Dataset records
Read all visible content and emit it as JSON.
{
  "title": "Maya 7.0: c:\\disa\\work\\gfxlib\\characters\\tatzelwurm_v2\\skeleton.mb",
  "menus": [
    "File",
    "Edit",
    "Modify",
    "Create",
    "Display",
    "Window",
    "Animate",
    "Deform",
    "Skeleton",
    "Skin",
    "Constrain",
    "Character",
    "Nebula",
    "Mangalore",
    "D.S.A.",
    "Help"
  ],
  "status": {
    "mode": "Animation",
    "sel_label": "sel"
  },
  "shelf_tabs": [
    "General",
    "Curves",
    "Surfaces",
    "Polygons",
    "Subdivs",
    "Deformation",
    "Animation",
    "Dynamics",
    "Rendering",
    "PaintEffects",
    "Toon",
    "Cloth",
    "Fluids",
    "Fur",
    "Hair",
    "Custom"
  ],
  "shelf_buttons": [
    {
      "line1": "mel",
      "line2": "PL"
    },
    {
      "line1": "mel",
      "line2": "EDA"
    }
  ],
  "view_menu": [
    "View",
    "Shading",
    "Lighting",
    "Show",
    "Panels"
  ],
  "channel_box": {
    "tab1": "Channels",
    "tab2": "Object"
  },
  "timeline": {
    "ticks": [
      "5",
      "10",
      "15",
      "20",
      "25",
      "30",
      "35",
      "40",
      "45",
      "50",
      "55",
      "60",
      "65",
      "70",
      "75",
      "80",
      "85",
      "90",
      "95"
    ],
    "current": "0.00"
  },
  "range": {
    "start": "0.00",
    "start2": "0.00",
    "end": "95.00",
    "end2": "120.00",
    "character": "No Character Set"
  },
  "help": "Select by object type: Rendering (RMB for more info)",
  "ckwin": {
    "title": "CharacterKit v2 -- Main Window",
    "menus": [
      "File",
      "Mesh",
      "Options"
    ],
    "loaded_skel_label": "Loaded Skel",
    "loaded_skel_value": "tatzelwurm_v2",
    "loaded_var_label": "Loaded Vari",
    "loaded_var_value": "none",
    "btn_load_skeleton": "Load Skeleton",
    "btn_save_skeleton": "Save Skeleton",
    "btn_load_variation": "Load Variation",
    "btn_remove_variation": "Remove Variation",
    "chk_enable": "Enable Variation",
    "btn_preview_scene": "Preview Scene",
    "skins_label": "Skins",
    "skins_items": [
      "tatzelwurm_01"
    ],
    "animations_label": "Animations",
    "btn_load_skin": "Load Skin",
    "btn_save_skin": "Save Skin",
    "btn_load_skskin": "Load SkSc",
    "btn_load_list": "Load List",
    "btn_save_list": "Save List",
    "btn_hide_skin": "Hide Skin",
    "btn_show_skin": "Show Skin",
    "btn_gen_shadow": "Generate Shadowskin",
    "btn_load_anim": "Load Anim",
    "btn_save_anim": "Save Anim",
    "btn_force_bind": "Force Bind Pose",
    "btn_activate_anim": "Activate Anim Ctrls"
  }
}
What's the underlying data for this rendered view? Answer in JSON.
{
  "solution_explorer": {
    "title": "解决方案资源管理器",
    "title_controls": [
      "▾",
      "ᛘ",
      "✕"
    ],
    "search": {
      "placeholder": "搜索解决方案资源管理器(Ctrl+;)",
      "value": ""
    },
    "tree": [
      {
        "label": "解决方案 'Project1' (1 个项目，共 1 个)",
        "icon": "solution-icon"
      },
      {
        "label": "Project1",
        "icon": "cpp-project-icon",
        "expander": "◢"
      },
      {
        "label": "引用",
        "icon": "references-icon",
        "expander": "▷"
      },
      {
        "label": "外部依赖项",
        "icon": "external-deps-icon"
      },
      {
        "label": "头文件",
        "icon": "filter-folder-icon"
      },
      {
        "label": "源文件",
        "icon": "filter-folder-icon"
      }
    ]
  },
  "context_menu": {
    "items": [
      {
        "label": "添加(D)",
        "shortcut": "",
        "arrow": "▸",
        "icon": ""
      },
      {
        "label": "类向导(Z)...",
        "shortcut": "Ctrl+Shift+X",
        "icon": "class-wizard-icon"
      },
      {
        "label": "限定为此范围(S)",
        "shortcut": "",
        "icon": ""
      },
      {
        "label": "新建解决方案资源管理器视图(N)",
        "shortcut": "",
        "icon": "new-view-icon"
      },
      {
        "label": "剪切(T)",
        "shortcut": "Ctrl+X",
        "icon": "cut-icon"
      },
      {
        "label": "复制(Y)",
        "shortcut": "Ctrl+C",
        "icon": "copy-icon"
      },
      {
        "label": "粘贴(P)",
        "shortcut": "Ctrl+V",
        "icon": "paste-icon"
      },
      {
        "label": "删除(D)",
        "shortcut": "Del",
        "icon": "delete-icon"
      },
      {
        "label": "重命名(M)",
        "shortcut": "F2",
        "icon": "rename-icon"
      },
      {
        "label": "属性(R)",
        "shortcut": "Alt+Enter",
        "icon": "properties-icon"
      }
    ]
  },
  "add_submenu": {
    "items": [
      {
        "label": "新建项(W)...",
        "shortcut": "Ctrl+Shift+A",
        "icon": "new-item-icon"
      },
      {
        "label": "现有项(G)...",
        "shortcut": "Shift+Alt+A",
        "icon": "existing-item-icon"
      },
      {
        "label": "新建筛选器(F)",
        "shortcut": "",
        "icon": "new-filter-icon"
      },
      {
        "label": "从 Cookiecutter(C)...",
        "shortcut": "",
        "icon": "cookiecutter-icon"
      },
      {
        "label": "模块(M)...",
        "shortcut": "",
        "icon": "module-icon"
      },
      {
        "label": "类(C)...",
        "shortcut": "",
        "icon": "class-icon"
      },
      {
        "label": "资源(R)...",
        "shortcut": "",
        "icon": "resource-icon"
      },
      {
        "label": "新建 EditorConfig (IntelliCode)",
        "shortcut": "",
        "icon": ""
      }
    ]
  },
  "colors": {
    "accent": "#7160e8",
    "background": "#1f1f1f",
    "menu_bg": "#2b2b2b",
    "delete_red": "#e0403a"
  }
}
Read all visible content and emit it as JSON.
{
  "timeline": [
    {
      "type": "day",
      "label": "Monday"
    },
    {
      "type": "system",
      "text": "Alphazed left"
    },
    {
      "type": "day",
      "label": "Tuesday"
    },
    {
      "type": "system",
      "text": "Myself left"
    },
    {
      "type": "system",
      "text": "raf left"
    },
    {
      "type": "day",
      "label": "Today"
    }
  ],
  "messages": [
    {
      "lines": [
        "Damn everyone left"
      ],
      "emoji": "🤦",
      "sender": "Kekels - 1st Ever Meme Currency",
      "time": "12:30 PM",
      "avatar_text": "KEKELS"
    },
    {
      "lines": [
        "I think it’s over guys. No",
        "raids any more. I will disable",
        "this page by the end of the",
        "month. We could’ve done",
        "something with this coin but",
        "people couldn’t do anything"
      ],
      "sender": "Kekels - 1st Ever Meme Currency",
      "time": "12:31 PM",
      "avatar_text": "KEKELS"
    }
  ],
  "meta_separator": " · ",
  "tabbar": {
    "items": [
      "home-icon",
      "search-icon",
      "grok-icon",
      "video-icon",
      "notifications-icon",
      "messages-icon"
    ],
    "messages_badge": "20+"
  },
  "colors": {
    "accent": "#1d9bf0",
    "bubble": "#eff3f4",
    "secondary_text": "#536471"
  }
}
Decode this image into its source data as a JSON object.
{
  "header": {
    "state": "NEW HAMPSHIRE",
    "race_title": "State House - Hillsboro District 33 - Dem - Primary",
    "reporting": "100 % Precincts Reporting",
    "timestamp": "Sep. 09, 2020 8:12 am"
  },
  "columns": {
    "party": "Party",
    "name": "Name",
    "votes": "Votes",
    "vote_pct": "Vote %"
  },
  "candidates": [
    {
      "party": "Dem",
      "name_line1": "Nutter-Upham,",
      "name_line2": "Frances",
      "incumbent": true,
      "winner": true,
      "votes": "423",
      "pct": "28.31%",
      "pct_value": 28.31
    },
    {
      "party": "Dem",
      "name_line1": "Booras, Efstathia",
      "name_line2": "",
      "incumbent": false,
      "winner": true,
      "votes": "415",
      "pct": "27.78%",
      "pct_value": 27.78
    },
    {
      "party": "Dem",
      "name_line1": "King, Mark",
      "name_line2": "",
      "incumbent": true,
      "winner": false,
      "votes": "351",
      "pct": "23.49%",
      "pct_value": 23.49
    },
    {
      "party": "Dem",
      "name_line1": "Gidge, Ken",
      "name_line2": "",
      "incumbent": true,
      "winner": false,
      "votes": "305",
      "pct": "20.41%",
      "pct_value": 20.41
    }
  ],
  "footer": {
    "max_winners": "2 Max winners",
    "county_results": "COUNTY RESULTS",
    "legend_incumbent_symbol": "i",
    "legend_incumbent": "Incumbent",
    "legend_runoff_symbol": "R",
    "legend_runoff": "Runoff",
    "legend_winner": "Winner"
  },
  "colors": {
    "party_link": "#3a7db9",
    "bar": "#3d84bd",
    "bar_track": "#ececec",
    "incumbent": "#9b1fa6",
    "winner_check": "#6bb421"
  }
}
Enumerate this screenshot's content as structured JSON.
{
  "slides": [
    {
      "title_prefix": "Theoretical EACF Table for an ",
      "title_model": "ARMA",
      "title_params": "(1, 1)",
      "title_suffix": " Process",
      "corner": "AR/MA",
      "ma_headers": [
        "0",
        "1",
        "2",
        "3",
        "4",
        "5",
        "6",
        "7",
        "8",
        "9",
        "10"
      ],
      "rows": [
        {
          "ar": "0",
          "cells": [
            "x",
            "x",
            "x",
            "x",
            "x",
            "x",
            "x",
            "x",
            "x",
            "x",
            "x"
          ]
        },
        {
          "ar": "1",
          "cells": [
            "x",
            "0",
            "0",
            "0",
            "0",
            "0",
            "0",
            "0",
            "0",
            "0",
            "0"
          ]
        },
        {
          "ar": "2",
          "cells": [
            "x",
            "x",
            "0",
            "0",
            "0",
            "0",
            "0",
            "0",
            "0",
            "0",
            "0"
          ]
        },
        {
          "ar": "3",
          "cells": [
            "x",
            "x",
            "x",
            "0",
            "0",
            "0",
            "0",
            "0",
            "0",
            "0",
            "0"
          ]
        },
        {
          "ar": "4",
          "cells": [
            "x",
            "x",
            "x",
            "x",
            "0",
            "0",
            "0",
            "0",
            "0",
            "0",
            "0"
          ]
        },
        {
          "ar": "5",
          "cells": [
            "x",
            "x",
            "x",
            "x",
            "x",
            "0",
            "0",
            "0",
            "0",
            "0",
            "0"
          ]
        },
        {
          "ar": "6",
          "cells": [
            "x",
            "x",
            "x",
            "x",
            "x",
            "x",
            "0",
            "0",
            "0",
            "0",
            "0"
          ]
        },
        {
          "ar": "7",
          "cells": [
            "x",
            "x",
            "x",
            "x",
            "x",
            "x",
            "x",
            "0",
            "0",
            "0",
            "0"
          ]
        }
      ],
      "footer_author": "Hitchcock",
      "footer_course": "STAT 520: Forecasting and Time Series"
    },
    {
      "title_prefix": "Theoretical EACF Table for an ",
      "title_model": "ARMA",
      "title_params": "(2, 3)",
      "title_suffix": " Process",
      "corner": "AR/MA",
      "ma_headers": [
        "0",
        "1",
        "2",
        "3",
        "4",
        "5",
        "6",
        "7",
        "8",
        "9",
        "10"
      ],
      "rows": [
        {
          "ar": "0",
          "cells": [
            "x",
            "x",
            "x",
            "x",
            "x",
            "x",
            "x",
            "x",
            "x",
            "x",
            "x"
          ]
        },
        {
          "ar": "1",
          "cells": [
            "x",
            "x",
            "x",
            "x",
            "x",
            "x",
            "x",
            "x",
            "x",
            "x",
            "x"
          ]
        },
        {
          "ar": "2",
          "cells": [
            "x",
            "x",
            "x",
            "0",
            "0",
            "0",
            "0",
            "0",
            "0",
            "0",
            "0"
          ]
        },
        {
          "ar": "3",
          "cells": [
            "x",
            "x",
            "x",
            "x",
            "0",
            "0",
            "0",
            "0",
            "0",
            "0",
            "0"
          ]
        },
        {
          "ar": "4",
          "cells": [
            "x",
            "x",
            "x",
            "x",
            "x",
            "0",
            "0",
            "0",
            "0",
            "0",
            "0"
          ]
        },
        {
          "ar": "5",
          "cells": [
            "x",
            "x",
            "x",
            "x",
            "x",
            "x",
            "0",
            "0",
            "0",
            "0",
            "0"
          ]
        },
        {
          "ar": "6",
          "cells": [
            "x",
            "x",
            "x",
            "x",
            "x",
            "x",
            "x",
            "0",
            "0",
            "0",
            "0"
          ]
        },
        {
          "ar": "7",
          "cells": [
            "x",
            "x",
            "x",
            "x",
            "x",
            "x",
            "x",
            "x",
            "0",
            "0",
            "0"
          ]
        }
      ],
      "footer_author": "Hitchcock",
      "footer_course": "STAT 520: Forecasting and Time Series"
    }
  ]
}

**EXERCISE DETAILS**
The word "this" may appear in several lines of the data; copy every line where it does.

**RESPONSE BELOW**
What's the underlying data for this rendered view? Answer in JSON.
        "this page by the end of the",
        "something with this coin but",
Decode this image into its source data as a JSON object.
Enumerate this screenshot's content as structured JSON.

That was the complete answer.